Now, unfortunately, for "WPA2 Enterprise", you need a RADIUS server.
Now, as far as I understand, the RADIUS server only performs authentication, but does not perform encryption or exchange of key material. So basically, an AP gets an association request from an STA, the client provides credentials, then the AP passes them to the RADIUS server, the RADIUS server says "credentials are OK", then the AP lets the STA associate, otherwise not.
Is this the right model? If so, then the RADIUS server is basically nothing but a database full of user credentials (username and password pairs). If this is so, then I'm curious why they require a full-blown server machine for this, since, even for thousands of users, usernames and passwords are not a lot of data to store and verifying credentials is a fairly basic task, so it seems that this is a thing that could also be easily done by the AP itself. So why require a dedicated server for this?
So perhaps I got this wrong and the RADIUS server is not only used for authentication, but for the actual encryption? If an STA sends data to a network using "WPA2 Enterprise", it encrypts it with some session key, then the AP receives the encrypted data, but, contrary to "WPA2 Personal", it cannot decrypt it, so it passes the data on to the RADIUS server, which has the key material (and computational power) to decrypt it. After the RADIUS has obtained the clear text, it then passes the unencrypted material back onto the wired network. Is this how it is done?

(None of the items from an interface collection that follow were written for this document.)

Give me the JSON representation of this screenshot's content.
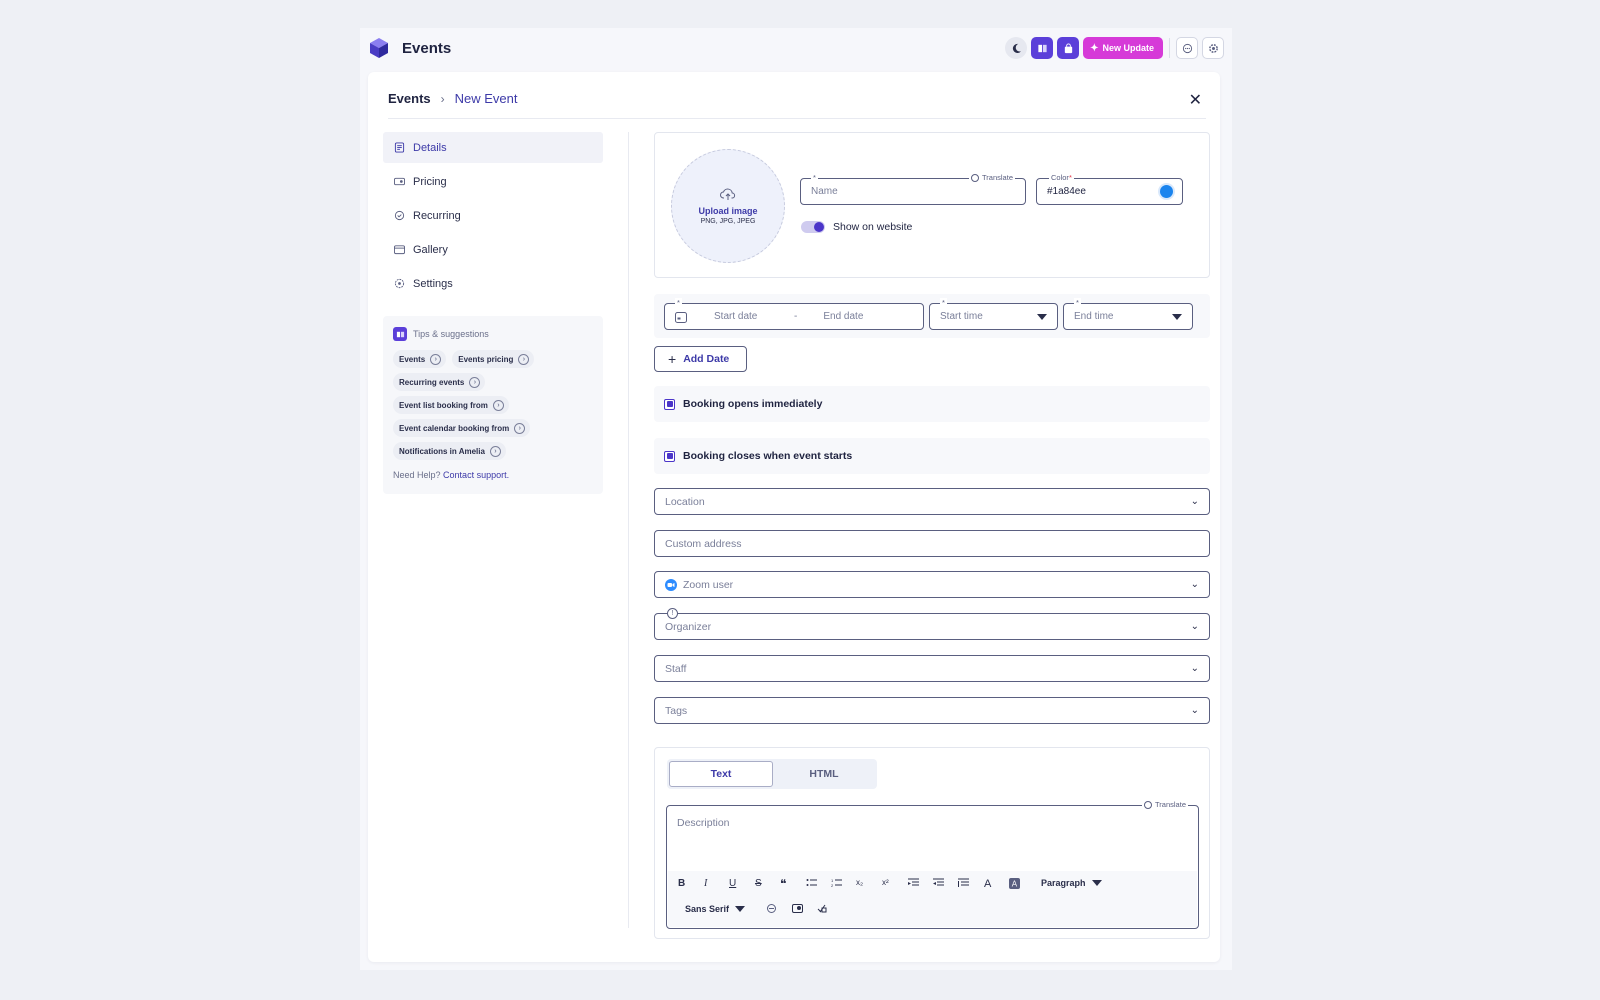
{
  "app": {
    "title": "Events",
    "new_update_label": "New Update"
  },
  "breadcrumb": {
    "root": "Events",
    "current": "New Event"
  },
  "sidebar": {
    "items": [
      {
        "label": "Details",
        "icon": "details-icon",
        "active": true
      },
      {
        "label": "Pricing",
        "icon": "pricing-icon",
        "active": false
      },
      {
        "label": "Recurring",
        "icon": "recurring-icon",
        "active": false
      },
      {
        "label": "Gallery",
        "icon": "gallery-icon",
        "active": false
      },
      {
        "label": "Settings",
        "icon": "settings-icon",
        "active": false
      }
    ]
  },
  "tips": {
    "title": "Tips & suggestions",
    "chips": [
      "Events",
      "Events pricing",
      "Recurring events",
      "Event list booking from",
      "Event calendar booking from",
      "Notifications in Amelia"
    ],
    "help_prefix": "Need Help?",
    "help_link": "Contact support."
  },
  "form": {
    "upload_label": "Upload image",
    "upload_formats": "PNG, JPG, JPEG",
    "name_placeholder": "Name",
    "translate_label": "Translate",
    "color_label": "Color",
    "color_value": "#1a84ee",
    "show_on_website_label": "Show on website",
    "start_date_placeholder": "Start date",
    "date_separator": "-",
    "end_date_placeholder": "End date",
    "start_time_placeholder": "Start time",
    "end_time_placeholder": "End time",
    "add_date_label": "Add Date",
    "booking_opens_label": "Booking opens immediately",
    "booking_closes_label": "Booking closes when event starts",
    "location_placeholder": "Location",
    "custom_address_placeholder": "Custom address",
    "zoom_user_placeholder": "Zoom user",
    "organizer_placeholder": "Organizer",
    "staff_placeholder": "Staff",
    "tags_placeholder": "Tags"
  },
  "editor": {
    "tabs": [
      "Text",
      "HTML"
    ],
    "active_tab": "Text",
    "translate_label": "Translate",
    "description_placeholder": "Description",
    "paragraph_label": "Paragraph",
    "font_label": "Sans Serif",
    "tool_bold": "B",
    "tool_italic": "I",
    "tool_underline": "U",
    "tool_strike": "S",
    "tool_quote": "❝",
    "tool_sub": "x₂",
    "tool_sup": "x²",
    "tool_font_color": "A"
  },
  "colors": {
    "accent": "#3d3aa8",
    "brand_purple": "#5b3fd9",
    "update_pink": "#d63ad8",
    "event_color": "#1a84ee"
  }
}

The reason I want to know this is the following. I have a rather old device here, which has a RADIUS server running on it. But, like I said, the device is pretty old and thus implements an old version of RADIUS with known security weaknesses. Now I'd like to know whether this would compromise my WiFi security if used for "WPA2 Enterprise" mode encryption. If an attacker can talk to the RADIUS server when not authenticated, this might compromise my network's security, so I should not do this. On the other hand, if the attacker can only talk to the AP, which in turn talks to the RADIUS server for checking the credentials, then a "vulnerable RADIUS server" might not be much of a problem, since the attacker wouldn't get into the WiFi network, and thus wouldn't be able to talk to the RADIUS server, in the first place. The only device talking to the RADIUS server would be the AP itself, for checking the credentials, with all the key material generated and cryptography performed on the (uncompromised) AP itself. The attacker would get revoked and thus not be able to join the network and exploit weaknesses on the potentially vulnerable RADIUS server.

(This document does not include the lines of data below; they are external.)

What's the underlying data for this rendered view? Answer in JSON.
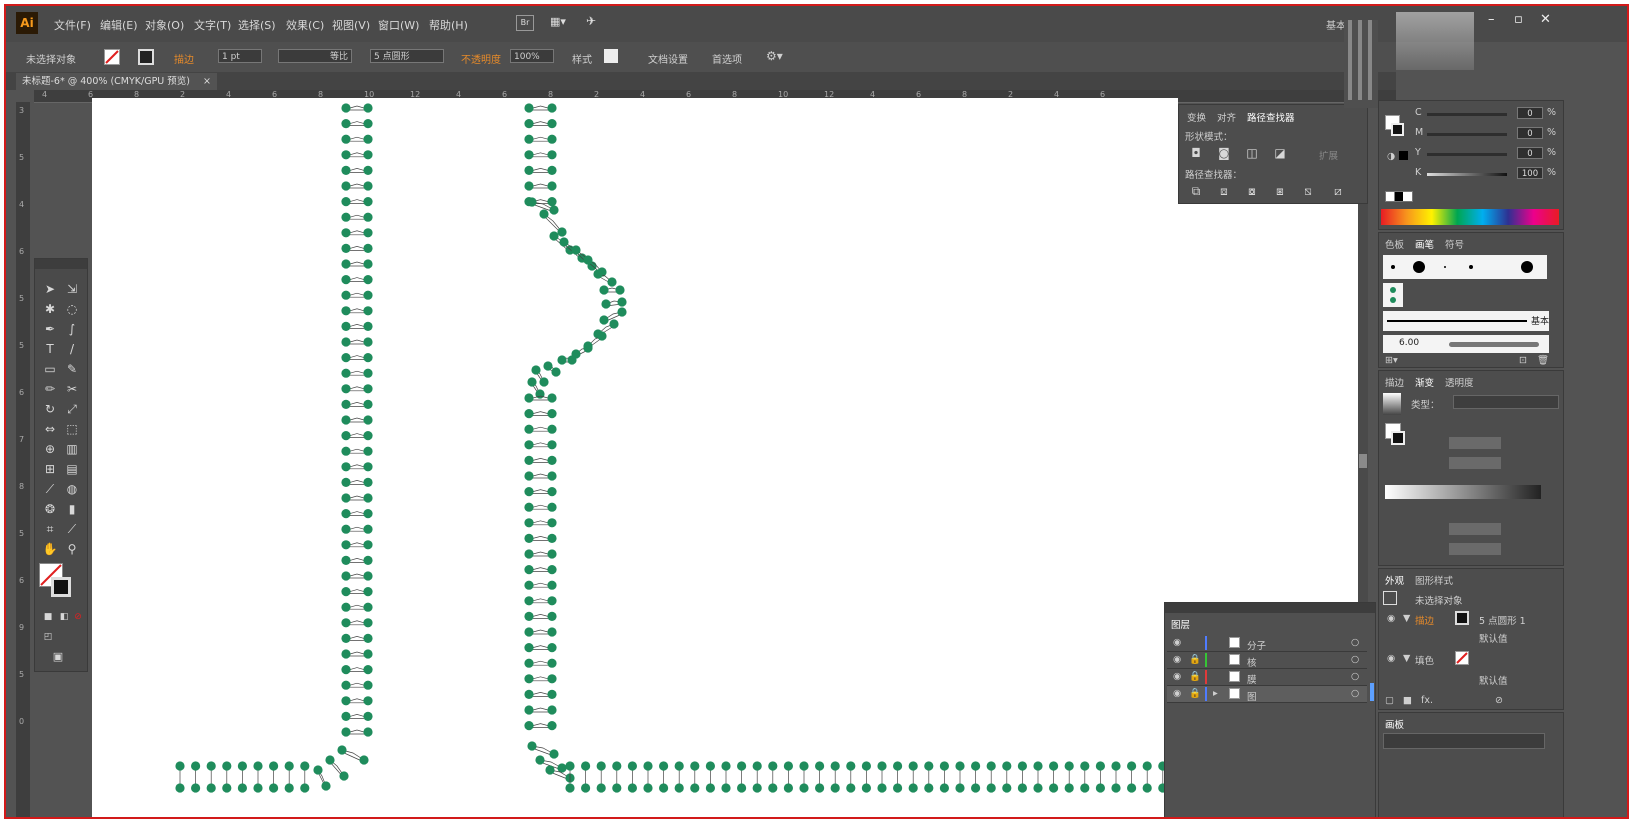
{
  "app": {
    "logo": "Ai",
    "title_right": "基本功能"
  },
  "menu": [
    "文件(F)",
    "编辑(E)",
    "对象(O)",
    "文字(T)",
    "选择(S)",
    "效果(C)",
    "视图(V)",
    "窗口(W)",
    "帮助(H)"
  ],
  "menu_icons": {
    "bridge": "Br",
    "arrange": "arrange-icon",
    "spark": "gpu-icon"
  },
  "window_buttons": {
    "minimize": "–",
    "restore": "▫",
    "close": "✕"
  },
  "control": {
    "selection": "未选择对象",
    "stroke_label": "描边",
    "stroke_width": "1 pt",
    "profile": "等比",
    "brush": "5 点圆形",
    "opacity_label": "不透明度",
    "opacity_value": "100%",
    "style_label": "样式",
    "doc_setup": "文档设置",
    "preferences": "首选项"
  },
  "document_tab": {
    "title": "未标题-6* @ 400% (CMYK/GPU 预览)",
    "close": "×"
  },
  "ruler_labels": {
    "horizontal": [
      "4",
      "6",
      "8",
      "2",
      "4",
      "6",
      "8",
      "10",
      "12",
      "4",
      "6",
      "8",
      "2",
      "4",
      "6",
      "8",
      "10",
      "12",
      "4",
      "6",
      "8",
      "2",
      "4",
      "6"
    ],
    "vertical": [
      "3",
      "5",
      "4",
      "6",
      "5",
      "5",
      "6",
      "7",
      "8",
      "5",
      "6",
      "9",
      "5",
      "0"
    ]
  },
  "pathfinder": {
    "tabs": [
      "变换",
      "对齐",
      "路径查找器"
    ],
    "shape_modes_label": "形状模式：",
    "expand_label": "扩展",
    "pathfinders_label": "路径查找器："
  },
  "color": {
    "channels": [
      {
        "name": "C",
        "value": "0",
        "suffix": "%"
      },
      {
        "name": "M",
        "value": "0",
        "suffix": "%"
      },
      {
        "name": "Y",
        "value": "0",
        "suffix": "%"
      },
      {
        "name": "K",
        "value": "100",
        "suffix": "%"
      }
    ]
  },
  "brushes": {
    "tabs": [
      "色板",
      "画笔",
      "符号"
    ],
    "basic_label": "基本",
    "size": "6.00"
  },
  "stroke_panel": {
    "tabs": [
      "描边",
      "渐变",
      "透明度"
    ],
    "type_label": "类型："
  },
  "appearance": {
    "tabs": [
      "外观",
      "图形样式"
    ],
    "no_selection": "未选择对象",
    "stroke_label": "描边",
    "stroke_value": "5 点圆形 1",
    "default_label": "默认值",
    "fill_label": "填色",
    "default_label_2": "默认值",
    "fx_label": "fx."
  },
  "layers": {
    "title": "图层",
    "items": [
      {
        "name": "分子",
        "color": "#4f7cff"
      },
      {
        "name": "核",
        "color": "#35c635"
      },
      {
        "name": "膜",
        "color": "#e03a3a"
      },
      {
        "name": "图",
        "color": "#4f7cff"
      }
    ]
  },
  "bottom_panel": {
    "tab": "画板"
  },
  "colors": {
    "accent": "#1f8c5c",
    "canvas": "#ffffff",
    "ui": "#535353",
    "frame": "#d21a1a"
  }
}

So how exactly is the RADIUS server involved with "WPA2 Enterprise" security?